• **GOAL OF THE EXERCISE**
Note how many lines in the entries below contain the string "this", and answer with that number and no other text.

※ ※ ※

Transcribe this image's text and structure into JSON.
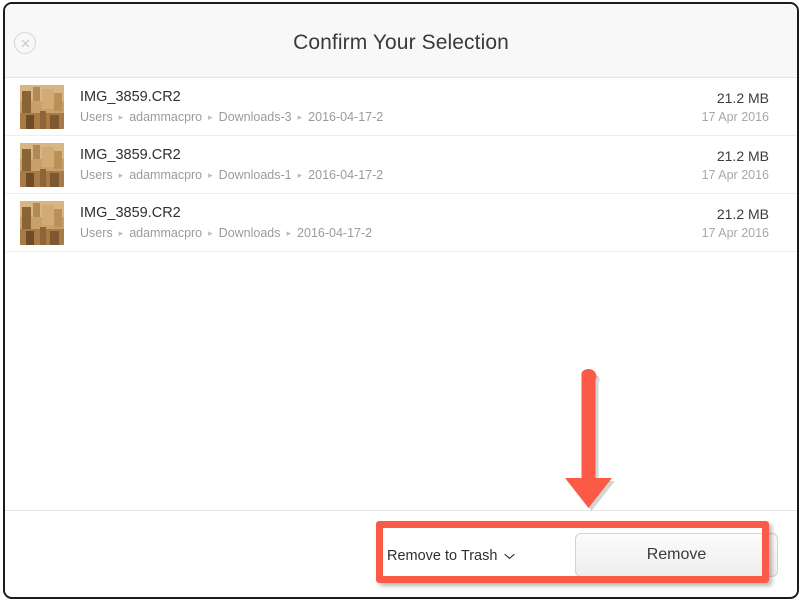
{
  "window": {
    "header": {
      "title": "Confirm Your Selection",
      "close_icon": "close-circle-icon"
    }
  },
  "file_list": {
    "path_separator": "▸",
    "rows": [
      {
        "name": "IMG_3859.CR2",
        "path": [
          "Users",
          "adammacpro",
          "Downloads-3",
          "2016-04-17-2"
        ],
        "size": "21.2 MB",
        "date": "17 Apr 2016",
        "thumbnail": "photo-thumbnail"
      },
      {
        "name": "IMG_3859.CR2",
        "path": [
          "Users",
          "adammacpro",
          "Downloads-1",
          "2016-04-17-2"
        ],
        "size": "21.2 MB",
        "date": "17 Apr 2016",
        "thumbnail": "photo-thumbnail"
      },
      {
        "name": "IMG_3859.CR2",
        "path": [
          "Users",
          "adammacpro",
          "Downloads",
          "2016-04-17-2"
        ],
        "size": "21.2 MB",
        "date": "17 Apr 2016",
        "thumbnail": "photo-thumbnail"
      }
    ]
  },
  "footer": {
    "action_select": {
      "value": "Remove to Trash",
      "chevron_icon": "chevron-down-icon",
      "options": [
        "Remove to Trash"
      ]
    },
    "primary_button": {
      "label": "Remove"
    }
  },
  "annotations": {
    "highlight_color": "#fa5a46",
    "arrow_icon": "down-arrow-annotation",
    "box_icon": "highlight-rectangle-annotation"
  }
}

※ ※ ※

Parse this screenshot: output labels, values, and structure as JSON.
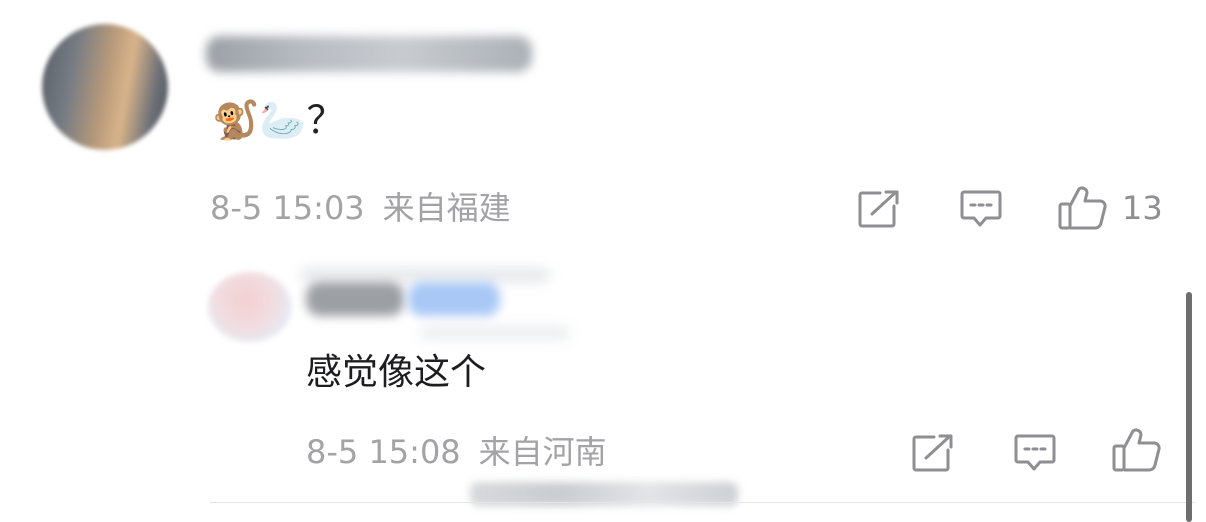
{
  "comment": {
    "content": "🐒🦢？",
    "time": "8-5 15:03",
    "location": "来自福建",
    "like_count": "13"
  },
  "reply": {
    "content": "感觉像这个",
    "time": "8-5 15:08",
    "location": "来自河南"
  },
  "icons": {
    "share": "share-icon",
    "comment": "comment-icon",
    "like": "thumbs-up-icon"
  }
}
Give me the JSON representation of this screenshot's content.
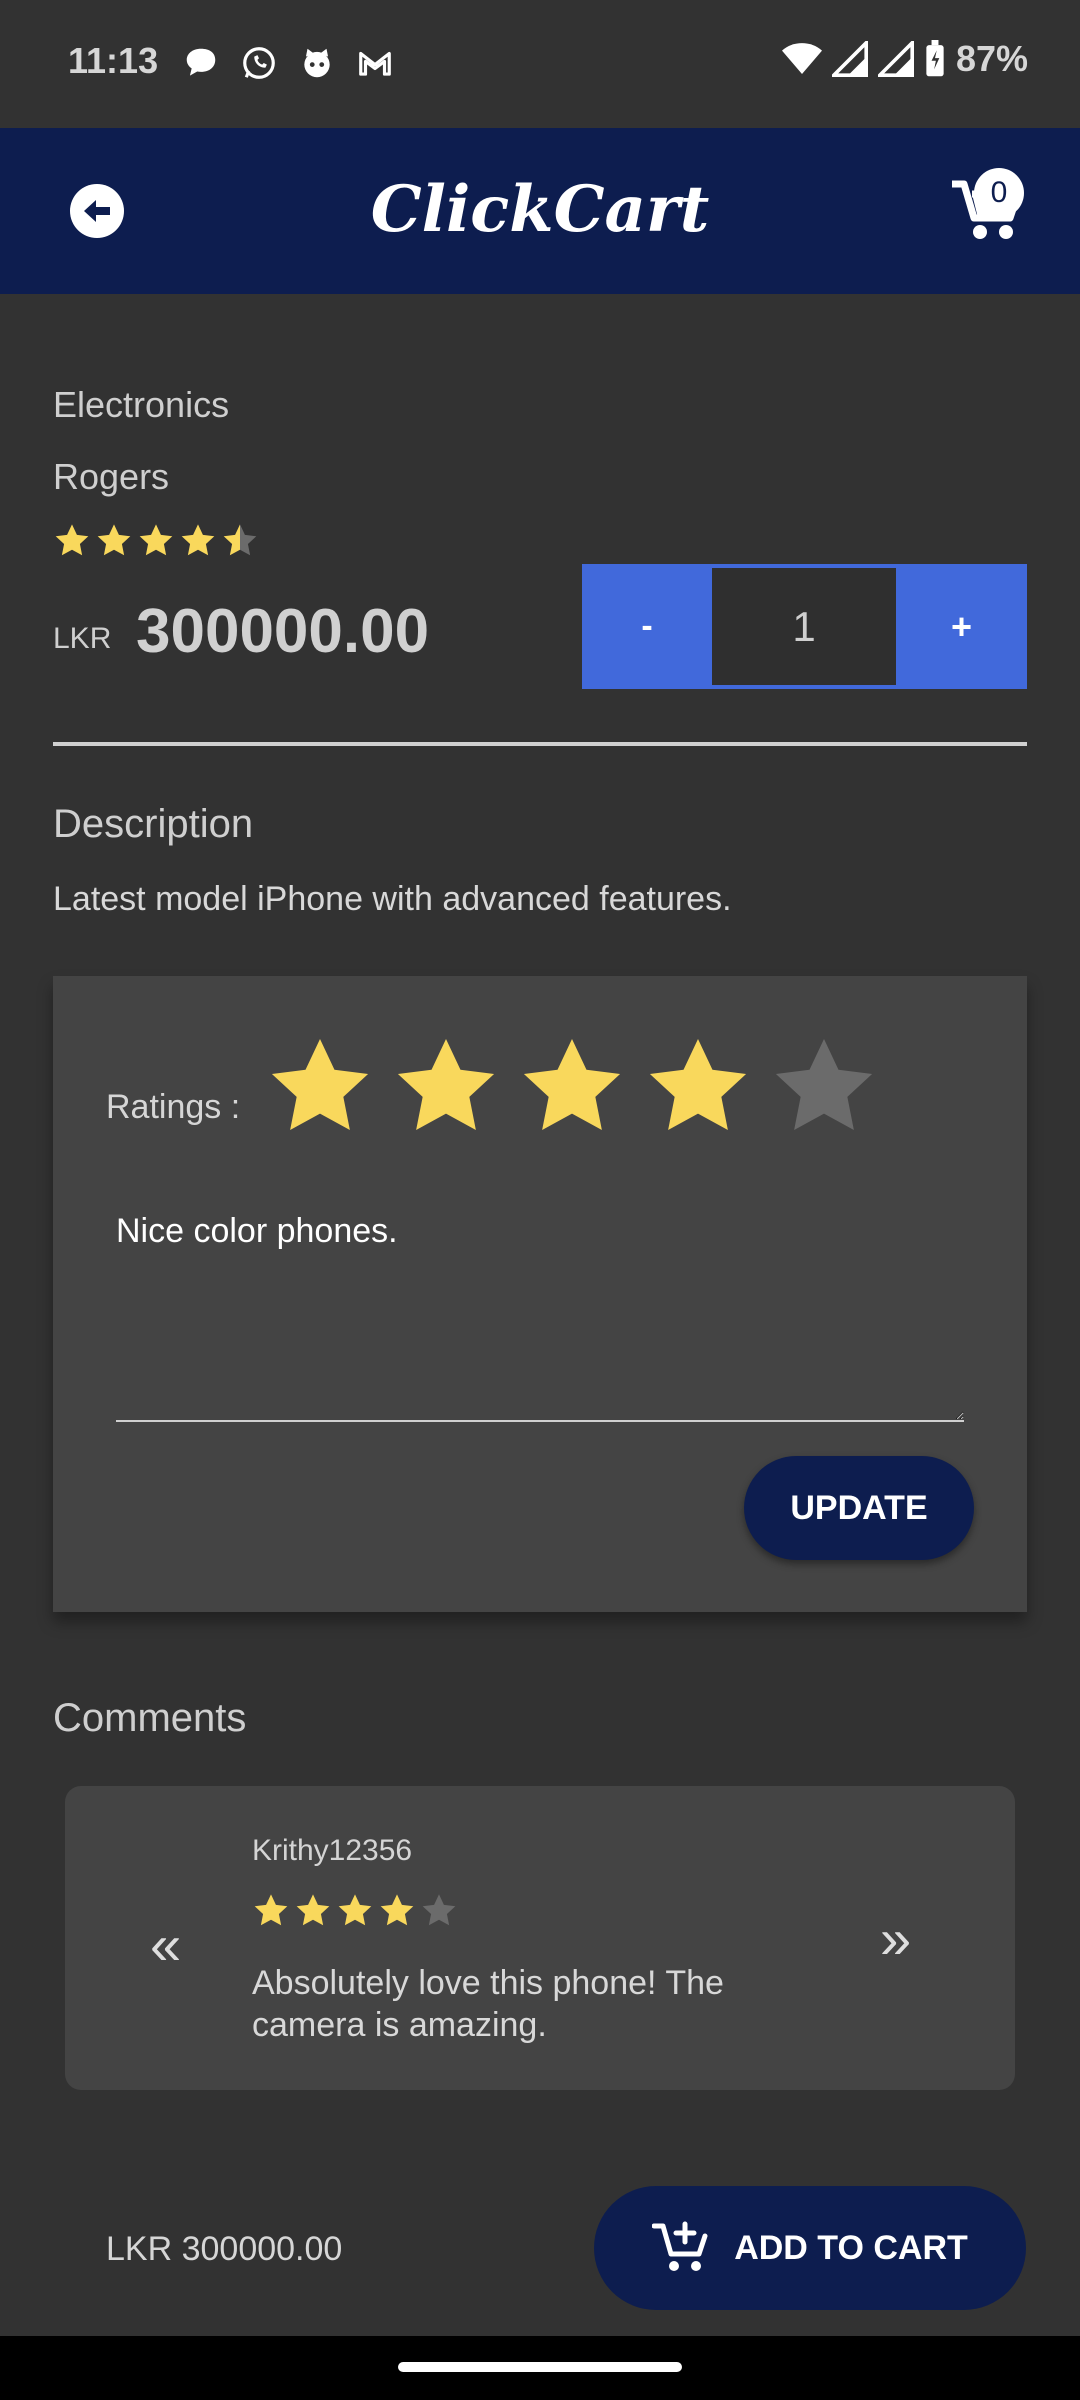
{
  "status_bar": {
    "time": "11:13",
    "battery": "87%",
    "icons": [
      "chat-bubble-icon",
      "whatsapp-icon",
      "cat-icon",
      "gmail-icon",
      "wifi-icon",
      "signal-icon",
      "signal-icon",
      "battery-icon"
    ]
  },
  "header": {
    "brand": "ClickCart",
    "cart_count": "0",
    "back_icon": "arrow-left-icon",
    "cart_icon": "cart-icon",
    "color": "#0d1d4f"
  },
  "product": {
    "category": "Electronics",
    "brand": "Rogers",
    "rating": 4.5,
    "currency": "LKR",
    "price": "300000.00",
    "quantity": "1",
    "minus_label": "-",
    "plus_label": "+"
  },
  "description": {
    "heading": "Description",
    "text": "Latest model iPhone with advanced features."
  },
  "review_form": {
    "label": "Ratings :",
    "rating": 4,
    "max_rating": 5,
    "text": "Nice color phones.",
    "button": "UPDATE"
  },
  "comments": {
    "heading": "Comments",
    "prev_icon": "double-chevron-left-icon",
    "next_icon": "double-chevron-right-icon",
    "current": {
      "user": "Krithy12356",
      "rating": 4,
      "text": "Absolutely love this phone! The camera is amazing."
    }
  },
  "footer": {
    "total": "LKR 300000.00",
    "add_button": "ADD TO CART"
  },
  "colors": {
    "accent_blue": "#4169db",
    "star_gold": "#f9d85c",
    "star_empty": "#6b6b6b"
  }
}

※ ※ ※

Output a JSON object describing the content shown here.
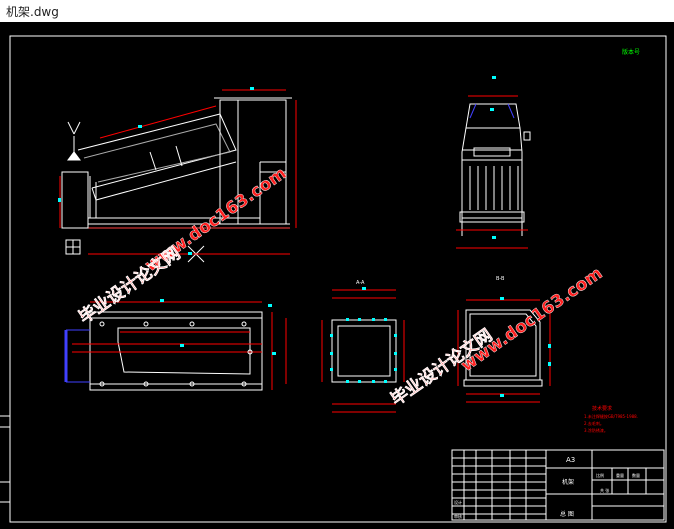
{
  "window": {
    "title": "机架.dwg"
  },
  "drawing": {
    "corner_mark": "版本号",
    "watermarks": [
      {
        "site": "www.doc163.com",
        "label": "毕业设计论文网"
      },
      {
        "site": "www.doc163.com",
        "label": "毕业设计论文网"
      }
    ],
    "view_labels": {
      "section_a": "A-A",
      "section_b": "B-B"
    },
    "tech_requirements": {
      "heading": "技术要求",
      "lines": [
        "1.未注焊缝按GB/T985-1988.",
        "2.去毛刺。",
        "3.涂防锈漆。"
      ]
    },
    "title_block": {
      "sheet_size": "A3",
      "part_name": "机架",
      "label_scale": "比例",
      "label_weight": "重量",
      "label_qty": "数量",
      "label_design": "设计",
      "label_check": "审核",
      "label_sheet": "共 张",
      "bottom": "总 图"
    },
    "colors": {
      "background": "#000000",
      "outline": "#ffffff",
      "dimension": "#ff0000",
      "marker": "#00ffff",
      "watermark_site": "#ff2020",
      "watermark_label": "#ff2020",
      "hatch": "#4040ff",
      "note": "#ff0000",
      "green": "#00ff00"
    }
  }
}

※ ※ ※

• **WRITTEN RESPONSE**
4